Pete Thornton 38:29
Awesome. Awesome. Yeah, intuitively that felt like it. But like, if there’s, I love it when there’s science behind it, too. And like when this gentleman
Bryan Elsesser 38:37
knows, that’s the weird thing. But it’s interesting.
Pete Thornton 38:42
So we’ll throw it in there in the show notes and everything. Like if people want to get in touch with you, obviously, you’re on LinkedIn, saw your stuff from yesterday, used to post daily and things like that anywhere else that people want to contact, you get in touch with you.
Bryan Elsesser 38:53
The best place to get in touch with me is on LinkedIn, I, even though I’m not posting every day, I’m on it every day. And so I’m in there, you message me, you can ping me, you can connect with me, I’m more than happy to help. And I think it looks like the big thing here. Okay. As salespeople, as sales professionals, the best thing we can do right now, for our profession is more like community members, we need to help each other. We need to be on call for each other, and support each other. And if we’re, if we’re, if we are doing that, then we can all navigate whatever waters are in front of us, micro and macro economically or not. We can all grow. And I think that’s really important to understand. We’re a community, and we’ve all been there. So you know, we all want to help. That’s the
Pete Thornton 39:41
That’s awesome. Yeah. Great message. Thanks, Bryan. Really impactful man of many talents. We’ll do another podcast on all the adjacent talents and where you could spend your nights and weekends as well.
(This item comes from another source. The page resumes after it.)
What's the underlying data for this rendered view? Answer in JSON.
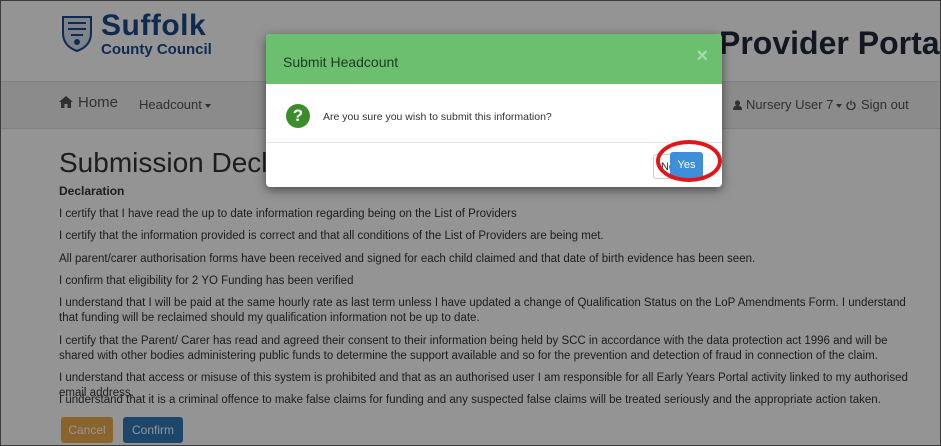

Ladies and gentlemen, for now, gray SaaS podcast. We thank you very much Pete. Great to chat with you. Thanks, Brian. Appreciate it.